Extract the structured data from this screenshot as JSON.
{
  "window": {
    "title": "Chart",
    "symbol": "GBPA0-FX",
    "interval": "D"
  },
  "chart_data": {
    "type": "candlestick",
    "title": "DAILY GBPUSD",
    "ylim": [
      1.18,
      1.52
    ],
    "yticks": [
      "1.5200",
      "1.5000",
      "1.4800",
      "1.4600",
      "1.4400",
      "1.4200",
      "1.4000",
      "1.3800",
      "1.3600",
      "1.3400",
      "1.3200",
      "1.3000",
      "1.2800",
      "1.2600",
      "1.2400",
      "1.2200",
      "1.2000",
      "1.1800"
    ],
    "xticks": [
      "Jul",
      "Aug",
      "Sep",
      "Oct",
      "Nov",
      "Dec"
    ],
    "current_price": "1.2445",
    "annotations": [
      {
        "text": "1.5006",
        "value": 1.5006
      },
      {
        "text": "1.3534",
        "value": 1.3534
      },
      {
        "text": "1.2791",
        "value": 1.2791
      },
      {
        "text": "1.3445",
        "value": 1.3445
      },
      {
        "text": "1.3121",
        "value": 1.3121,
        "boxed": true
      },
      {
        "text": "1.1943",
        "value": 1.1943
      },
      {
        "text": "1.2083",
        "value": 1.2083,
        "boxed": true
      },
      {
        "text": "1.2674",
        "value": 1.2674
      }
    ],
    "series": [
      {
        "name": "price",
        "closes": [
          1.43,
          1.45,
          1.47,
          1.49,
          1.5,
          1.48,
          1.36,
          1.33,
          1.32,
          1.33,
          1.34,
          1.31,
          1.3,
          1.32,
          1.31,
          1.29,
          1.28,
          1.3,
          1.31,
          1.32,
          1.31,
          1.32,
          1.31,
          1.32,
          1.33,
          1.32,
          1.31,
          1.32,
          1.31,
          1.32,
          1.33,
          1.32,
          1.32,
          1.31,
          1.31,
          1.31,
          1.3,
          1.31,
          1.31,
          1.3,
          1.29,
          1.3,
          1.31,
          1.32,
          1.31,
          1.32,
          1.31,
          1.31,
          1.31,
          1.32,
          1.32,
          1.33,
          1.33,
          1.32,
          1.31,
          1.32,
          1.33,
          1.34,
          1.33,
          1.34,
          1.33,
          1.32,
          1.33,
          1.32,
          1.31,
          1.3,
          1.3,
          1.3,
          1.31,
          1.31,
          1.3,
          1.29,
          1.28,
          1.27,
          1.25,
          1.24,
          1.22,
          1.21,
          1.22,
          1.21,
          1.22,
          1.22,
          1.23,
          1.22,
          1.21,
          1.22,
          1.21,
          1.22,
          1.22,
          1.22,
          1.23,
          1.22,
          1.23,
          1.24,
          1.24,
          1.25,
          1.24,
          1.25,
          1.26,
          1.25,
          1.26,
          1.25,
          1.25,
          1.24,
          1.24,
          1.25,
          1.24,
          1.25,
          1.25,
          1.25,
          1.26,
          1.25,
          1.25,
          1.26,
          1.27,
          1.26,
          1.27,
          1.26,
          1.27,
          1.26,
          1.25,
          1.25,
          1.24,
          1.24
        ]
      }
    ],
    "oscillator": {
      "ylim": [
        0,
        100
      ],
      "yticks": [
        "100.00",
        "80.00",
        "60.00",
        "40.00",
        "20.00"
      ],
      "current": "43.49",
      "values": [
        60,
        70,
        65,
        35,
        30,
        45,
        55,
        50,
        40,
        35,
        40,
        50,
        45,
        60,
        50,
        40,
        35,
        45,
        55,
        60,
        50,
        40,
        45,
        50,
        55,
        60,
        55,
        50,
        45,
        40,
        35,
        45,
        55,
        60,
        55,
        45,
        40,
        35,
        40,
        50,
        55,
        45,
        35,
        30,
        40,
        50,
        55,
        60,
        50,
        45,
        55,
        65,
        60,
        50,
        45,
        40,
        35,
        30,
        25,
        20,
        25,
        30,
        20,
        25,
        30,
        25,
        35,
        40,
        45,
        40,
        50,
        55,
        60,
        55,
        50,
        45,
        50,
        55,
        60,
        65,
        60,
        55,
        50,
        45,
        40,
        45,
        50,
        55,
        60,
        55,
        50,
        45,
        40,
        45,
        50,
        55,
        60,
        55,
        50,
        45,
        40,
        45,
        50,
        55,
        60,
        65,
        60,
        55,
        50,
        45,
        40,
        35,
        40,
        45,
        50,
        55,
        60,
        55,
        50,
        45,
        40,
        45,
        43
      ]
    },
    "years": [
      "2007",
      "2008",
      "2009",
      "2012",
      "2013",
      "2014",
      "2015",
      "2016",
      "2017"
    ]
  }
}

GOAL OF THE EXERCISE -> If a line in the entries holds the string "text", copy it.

OUTPUT OF THE EXERCISE ->
        "text": "1.5006",
        "text": "1.3534",
        "text": "1.2791",
        "text": "1.3445",
        "text": "1.3121",
        "text": "1.1943",
        "text": "1.2083",
        "text": "1.2674",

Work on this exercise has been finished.